As everyone knows, when Silicon Valley investors assess start-ups, their primary question is, “Will it scale?” When it comes to solving the riddle of an economy where work is dramatically changing, many who work with me in the digital economy are eager to foist the problem on Washington. Perhaps they know full well that our gridlocked Congress will not enact the greatest change to welfare since the New Deal. For many technologists, UBI is an intellectual get-out-of-jail-free card that makes it easier to stomach the long-term effects of our preferred business models.

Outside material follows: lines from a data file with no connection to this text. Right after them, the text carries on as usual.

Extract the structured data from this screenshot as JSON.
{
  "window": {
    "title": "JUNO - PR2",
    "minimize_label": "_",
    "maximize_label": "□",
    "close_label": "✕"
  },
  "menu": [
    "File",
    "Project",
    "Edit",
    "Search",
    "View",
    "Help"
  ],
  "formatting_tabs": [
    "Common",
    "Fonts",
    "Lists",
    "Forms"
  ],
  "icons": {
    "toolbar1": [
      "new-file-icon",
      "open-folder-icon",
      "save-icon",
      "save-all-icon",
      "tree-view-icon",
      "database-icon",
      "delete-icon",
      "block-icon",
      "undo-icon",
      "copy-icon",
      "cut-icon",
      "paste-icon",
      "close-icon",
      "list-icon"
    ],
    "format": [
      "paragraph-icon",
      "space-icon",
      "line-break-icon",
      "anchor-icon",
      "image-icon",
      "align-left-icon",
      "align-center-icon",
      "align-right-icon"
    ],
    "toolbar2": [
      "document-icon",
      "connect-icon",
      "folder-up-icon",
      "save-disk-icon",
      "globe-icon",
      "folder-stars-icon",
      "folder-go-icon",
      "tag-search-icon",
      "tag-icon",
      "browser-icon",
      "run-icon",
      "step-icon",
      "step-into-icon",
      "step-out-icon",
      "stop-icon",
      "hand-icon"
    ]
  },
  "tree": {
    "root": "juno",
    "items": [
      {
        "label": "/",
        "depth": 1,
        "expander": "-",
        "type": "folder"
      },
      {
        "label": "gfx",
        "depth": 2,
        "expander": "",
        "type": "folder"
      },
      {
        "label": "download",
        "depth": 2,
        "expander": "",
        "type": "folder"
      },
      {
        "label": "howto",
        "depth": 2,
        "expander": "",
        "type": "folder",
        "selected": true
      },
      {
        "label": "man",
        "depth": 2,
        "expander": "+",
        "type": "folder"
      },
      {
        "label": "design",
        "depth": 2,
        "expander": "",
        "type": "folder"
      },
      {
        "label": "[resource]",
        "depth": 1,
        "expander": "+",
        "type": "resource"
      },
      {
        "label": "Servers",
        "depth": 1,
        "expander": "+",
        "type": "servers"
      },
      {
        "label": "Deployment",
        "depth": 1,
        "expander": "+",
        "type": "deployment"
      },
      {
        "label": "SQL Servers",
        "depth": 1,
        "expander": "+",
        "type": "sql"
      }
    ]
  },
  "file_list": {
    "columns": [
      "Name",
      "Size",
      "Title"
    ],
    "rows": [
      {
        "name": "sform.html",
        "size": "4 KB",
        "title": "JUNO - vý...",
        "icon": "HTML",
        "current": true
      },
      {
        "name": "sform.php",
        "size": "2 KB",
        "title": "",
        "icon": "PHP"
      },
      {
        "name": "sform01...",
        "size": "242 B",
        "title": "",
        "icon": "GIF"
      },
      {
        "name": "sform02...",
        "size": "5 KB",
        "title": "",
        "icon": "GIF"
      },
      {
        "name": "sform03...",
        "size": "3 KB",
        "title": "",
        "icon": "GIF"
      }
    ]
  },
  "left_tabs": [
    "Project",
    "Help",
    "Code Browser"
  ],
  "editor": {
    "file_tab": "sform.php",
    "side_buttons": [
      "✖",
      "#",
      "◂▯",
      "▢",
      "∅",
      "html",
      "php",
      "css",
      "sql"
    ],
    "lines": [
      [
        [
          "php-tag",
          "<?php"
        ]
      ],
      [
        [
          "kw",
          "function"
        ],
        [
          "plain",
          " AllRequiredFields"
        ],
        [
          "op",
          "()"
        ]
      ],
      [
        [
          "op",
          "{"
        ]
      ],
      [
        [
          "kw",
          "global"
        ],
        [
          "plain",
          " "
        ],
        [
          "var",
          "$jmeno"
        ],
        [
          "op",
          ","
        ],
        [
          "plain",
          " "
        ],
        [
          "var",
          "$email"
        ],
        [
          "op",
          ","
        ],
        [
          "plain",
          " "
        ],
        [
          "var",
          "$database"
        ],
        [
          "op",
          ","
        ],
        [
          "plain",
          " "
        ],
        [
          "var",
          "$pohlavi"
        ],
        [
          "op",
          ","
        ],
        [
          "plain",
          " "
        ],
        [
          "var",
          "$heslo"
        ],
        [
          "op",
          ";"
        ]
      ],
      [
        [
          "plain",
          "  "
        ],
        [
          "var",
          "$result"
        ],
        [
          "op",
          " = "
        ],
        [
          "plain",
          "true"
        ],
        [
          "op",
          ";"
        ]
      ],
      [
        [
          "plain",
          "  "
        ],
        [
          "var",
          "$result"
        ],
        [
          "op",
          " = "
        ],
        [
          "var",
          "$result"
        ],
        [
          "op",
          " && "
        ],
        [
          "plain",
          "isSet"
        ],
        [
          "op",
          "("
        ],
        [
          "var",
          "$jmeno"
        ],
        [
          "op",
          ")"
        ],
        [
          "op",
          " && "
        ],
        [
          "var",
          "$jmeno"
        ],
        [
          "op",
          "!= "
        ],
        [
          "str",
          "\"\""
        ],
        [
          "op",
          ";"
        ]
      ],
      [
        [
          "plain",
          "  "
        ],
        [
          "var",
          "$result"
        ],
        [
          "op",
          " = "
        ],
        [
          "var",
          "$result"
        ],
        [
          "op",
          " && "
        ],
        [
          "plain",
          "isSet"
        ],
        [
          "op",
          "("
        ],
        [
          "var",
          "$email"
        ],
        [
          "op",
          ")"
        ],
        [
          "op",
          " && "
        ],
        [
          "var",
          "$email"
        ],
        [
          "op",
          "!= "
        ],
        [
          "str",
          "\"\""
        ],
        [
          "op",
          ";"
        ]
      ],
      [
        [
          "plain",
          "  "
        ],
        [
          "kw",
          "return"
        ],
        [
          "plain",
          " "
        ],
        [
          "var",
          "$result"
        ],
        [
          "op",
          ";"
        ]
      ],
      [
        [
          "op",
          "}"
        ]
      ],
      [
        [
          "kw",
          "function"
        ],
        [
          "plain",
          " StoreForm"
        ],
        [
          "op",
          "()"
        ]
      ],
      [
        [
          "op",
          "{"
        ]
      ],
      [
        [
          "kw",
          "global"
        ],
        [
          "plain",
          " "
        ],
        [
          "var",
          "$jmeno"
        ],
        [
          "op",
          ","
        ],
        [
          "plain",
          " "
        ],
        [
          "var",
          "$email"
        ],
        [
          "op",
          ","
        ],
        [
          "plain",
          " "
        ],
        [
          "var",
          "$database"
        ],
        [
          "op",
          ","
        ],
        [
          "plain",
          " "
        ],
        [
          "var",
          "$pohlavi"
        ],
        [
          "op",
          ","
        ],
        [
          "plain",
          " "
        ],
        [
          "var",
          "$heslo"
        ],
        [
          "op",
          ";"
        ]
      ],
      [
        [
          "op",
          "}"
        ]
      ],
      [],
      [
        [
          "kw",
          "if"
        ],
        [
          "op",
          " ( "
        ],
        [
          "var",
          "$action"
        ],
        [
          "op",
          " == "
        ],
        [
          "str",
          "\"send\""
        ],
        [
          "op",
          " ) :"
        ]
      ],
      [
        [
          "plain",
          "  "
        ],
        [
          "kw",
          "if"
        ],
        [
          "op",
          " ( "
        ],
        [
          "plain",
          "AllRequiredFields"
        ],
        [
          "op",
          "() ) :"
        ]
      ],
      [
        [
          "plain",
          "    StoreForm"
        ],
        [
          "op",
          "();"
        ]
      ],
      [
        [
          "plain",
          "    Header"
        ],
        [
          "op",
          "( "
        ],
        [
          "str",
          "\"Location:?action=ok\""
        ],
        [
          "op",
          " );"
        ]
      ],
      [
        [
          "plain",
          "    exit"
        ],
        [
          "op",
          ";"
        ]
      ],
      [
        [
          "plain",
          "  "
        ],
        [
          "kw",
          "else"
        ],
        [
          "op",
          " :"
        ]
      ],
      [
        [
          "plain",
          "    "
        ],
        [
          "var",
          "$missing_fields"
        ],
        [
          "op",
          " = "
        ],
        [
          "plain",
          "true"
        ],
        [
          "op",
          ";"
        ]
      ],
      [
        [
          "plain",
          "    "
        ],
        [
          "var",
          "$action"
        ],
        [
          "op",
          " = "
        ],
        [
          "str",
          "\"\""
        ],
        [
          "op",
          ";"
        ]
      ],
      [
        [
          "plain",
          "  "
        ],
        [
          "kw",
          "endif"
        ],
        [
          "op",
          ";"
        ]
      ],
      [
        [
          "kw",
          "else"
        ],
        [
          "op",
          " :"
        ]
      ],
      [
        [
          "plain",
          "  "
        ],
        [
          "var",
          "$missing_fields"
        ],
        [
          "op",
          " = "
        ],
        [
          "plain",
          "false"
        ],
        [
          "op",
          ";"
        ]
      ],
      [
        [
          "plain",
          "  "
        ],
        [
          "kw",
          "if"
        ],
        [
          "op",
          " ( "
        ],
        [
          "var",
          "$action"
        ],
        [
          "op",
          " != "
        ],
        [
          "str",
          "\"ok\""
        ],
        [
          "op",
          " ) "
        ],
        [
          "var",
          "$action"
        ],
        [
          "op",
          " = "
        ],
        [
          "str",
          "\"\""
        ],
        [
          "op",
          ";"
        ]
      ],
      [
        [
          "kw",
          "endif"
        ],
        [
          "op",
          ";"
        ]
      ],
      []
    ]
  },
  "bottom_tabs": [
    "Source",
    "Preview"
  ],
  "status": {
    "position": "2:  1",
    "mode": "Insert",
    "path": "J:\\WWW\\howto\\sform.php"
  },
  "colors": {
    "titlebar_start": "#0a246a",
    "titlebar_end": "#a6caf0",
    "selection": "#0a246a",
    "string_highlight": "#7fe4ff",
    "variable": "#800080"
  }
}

On the flip side, many advocates for the gig economy genuinely believe their new business model is better for workers’ lives. And for many workers, it is: Uber and Lyft and many of their like are strong platforms for part-time workers who make gig work a supplement to a full-time job.
But the reality of who benefits seems to relate directly to the type of gig work one does and how much of it one performs: According to a JPMorgan Chase Institute study, from 2013 to 2017, gig-worker earnings fell by 53 percent in the transportation sector but grew by 69 percent in the leasing sector. Thus, if you’re driving, you’re likely worse off than you were five years ago. But if you’re renting an apartment, you’re faring much better.
Meanwhile, it’s somewhat unclear how many people the gig economy really serves. Government agencies can’t even agree on “who” a gig worker is: The Bureau of Labor Statistics recently declared a slight decline over 12 years in gig economy workers to 10 percent of the workforce, while the Federal Reserve says contractors compose closer to 30 percent, the difference being whether gig work is primary or supplemental income, which again, isn’t easy to measure. Even Alan Krueger and Lawrence Katz, the two economists who published a widely cited study in 2016 on the gig economy, recently walked back their conclusions that the gig economy was growing rapidly.
Growing or not, it’s clear though that politicians are not keen to fund the social costs of these new business models; more likely, they will force tech companies to unravel the problems themselves. In December, New York officials enacted a guaranteed minimum wage for ride-hailing drivers of $17.22 per hour. Neither the UBERians nor the UBIans applauded. That may be because it’s increasingly clear what most people want: a traditional relationship with their employer. Silicon Valley would be wise to heed the signs — as well as the literal signage — now popping up on streets. Last year, when striking workers picketed outside many Marriott hotels in San Francisco, they held up signs that said, “One job should be enough.”
While the future may mean choosing no job or many, many of us are still with Aristotle, craving that weekend nap.